● **Problem**
Check each line of the material below, and copy it if it holds the string "Video".

● **Data under study**
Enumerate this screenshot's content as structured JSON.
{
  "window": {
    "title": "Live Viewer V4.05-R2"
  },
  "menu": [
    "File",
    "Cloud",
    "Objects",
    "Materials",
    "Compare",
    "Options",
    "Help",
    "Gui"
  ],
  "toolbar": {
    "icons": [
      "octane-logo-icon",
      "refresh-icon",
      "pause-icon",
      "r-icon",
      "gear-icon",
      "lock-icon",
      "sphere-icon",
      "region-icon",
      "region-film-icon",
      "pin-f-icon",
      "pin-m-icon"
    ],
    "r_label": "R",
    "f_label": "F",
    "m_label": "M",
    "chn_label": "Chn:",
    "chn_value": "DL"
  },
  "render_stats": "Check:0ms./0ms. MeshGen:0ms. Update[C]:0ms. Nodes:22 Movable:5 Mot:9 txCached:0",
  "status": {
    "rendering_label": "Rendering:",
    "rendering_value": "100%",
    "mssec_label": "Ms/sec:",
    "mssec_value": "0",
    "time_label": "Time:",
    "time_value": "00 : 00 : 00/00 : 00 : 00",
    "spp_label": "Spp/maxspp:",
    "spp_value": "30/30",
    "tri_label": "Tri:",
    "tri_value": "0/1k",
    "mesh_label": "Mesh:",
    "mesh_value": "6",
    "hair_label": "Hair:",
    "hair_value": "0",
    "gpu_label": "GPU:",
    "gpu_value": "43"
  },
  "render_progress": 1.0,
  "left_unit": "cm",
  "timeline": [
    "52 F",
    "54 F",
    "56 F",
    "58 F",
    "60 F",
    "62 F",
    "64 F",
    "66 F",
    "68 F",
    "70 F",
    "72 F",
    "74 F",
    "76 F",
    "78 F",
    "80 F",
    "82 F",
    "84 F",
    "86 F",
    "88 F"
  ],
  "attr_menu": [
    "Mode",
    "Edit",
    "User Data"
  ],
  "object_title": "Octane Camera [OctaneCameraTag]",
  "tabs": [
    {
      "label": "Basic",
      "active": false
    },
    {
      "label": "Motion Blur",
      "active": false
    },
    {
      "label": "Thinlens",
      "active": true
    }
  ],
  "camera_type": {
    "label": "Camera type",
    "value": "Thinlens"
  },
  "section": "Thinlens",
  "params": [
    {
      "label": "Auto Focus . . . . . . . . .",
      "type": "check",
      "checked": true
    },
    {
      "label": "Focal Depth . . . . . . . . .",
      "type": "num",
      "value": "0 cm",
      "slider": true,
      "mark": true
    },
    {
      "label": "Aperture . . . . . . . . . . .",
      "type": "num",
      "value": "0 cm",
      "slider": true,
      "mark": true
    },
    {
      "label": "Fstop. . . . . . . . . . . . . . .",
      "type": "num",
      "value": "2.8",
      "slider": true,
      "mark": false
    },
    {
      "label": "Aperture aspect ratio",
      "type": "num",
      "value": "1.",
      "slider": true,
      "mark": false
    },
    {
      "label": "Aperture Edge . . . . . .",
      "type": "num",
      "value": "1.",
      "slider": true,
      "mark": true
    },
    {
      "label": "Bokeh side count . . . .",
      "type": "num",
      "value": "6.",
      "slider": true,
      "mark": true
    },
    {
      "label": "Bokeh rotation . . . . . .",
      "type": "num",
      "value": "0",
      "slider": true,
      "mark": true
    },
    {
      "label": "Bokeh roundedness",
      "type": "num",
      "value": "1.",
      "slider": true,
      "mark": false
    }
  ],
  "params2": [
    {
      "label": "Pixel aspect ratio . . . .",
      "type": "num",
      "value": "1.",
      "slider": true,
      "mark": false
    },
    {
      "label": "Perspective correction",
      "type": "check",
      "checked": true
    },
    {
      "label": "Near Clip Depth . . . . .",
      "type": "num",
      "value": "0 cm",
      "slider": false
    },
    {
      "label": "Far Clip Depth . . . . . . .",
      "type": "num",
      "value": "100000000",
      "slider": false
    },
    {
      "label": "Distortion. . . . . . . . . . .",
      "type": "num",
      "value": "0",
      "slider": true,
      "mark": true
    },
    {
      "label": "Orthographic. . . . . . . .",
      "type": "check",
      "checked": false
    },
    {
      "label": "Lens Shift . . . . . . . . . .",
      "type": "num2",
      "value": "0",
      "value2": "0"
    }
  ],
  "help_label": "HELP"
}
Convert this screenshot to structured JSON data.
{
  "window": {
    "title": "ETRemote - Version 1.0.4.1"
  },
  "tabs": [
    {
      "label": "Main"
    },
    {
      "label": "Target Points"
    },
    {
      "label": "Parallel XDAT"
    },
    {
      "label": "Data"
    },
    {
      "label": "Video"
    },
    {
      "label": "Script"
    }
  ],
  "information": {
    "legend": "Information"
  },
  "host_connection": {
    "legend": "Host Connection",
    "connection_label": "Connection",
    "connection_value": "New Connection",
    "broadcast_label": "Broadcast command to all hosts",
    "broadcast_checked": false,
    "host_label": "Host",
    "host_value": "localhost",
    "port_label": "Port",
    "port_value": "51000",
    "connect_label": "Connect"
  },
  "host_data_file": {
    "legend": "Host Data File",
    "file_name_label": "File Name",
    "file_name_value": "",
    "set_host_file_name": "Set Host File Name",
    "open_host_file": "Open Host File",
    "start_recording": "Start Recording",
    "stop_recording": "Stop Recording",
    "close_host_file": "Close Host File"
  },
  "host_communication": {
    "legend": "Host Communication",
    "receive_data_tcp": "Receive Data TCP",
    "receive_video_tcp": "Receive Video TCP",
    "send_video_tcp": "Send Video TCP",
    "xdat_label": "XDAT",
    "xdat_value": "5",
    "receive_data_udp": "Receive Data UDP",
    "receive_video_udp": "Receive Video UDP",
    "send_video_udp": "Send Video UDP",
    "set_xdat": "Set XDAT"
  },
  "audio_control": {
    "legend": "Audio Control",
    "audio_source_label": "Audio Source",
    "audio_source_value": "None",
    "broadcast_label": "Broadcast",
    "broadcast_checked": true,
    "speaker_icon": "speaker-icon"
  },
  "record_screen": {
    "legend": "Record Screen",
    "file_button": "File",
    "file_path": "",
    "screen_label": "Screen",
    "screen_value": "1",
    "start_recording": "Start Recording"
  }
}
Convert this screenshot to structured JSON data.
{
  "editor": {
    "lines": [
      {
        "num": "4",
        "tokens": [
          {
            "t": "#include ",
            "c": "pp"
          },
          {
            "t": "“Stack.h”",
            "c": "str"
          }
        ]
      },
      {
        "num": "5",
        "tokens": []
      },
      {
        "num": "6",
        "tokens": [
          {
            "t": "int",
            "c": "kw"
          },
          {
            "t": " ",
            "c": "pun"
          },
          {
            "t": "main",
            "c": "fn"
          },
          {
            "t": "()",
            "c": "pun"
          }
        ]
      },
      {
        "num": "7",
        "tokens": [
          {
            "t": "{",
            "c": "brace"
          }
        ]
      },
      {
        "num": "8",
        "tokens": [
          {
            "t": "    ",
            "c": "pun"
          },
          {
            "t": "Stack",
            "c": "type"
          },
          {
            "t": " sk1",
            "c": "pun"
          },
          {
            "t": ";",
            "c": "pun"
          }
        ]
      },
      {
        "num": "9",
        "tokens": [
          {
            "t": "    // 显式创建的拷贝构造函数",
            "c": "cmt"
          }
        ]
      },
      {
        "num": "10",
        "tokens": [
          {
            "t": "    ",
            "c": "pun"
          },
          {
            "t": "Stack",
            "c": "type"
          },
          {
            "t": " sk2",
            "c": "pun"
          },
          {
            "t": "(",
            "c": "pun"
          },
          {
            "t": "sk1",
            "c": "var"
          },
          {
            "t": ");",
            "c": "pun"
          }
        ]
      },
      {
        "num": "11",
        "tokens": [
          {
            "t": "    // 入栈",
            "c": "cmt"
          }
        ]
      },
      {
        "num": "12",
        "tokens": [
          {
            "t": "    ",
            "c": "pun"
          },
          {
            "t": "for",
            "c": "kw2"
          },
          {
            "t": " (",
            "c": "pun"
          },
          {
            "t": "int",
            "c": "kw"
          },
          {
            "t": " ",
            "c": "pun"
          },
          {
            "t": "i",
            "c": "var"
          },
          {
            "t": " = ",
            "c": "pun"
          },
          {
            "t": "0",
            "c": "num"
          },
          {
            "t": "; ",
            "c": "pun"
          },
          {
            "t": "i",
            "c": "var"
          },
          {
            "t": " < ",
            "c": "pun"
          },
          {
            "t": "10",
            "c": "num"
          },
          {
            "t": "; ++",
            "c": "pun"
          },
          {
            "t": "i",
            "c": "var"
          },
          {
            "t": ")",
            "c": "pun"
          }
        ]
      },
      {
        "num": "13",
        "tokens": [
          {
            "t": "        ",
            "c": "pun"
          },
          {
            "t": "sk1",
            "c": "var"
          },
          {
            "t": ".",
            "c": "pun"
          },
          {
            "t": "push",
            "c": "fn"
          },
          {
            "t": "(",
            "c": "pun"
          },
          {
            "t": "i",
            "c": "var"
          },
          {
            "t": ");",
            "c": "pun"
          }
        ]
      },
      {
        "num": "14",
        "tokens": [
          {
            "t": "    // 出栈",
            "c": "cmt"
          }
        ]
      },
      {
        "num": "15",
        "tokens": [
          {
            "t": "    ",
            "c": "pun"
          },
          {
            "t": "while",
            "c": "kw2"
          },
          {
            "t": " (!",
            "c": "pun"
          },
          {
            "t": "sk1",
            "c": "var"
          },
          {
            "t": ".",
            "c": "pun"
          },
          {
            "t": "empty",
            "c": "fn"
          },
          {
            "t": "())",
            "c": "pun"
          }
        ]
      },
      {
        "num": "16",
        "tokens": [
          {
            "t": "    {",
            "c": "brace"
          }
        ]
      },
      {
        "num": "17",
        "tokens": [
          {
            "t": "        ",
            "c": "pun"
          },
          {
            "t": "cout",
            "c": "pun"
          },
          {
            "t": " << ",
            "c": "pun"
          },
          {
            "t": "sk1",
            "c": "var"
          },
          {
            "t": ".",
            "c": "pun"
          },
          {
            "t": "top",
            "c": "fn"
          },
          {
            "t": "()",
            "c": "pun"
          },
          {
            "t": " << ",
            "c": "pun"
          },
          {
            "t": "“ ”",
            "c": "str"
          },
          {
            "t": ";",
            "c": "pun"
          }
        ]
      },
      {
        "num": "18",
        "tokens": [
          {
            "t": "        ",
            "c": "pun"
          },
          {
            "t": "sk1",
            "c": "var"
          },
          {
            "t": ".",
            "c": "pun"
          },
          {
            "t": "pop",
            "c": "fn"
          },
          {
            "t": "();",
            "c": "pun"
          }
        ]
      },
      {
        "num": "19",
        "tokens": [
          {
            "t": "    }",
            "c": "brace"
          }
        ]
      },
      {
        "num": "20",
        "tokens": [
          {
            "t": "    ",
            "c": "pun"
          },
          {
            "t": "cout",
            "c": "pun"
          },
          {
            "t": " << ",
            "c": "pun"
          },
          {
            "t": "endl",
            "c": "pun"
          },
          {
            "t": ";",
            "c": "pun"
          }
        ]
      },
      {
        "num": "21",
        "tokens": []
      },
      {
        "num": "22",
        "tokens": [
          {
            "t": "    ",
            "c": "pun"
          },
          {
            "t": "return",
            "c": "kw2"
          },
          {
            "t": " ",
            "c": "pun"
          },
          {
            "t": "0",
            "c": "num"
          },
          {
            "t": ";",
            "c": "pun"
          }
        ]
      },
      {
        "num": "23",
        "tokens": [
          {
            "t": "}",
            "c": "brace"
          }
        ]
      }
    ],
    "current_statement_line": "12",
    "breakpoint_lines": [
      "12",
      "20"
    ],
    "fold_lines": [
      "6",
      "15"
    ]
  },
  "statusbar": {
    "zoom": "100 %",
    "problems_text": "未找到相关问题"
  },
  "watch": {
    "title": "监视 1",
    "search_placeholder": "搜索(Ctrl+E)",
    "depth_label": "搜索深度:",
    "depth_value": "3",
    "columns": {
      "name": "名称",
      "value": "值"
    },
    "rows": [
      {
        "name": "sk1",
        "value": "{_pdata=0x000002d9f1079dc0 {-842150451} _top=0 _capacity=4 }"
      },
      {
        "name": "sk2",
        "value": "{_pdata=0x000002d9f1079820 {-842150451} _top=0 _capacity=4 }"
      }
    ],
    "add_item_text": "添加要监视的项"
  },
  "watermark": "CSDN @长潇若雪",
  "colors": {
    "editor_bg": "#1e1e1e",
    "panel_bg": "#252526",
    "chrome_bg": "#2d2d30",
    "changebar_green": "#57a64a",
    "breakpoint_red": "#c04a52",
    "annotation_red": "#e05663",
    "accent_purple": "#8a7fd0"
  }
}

● **Answer to this task**
      "label": "Video"
    "receive_video_tcp": "Receive Video TCP",
    "send_video_tcp": "Send Video TCP",
    "receive_video_udp": "Receive Video UDP",
    "send_video_udp": "Send Video UDP",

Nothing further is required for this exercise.